Directions for this task: Sort through the data and copy the lines holding the word "label".

Items from a data source
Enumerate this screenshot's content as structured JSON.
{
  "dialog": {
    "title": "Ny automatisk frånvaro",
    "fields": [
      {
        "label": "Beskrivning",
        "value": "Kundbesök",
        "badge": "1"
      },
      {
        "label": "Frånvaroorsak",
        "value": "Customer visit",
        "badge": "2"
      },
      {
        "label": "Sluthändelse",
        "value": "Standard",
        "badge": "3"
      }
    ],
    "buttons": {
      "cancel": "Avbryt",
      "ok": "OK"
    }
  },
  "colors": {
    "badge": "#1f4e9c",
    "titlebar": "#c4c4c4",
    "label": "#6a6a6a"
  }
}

Answer for this exercise:
        "label": "Beskrivning",
        "label": "Frånvaroorsak",
        "label": "Sluthändelse",
    "label": "#6a6a6a"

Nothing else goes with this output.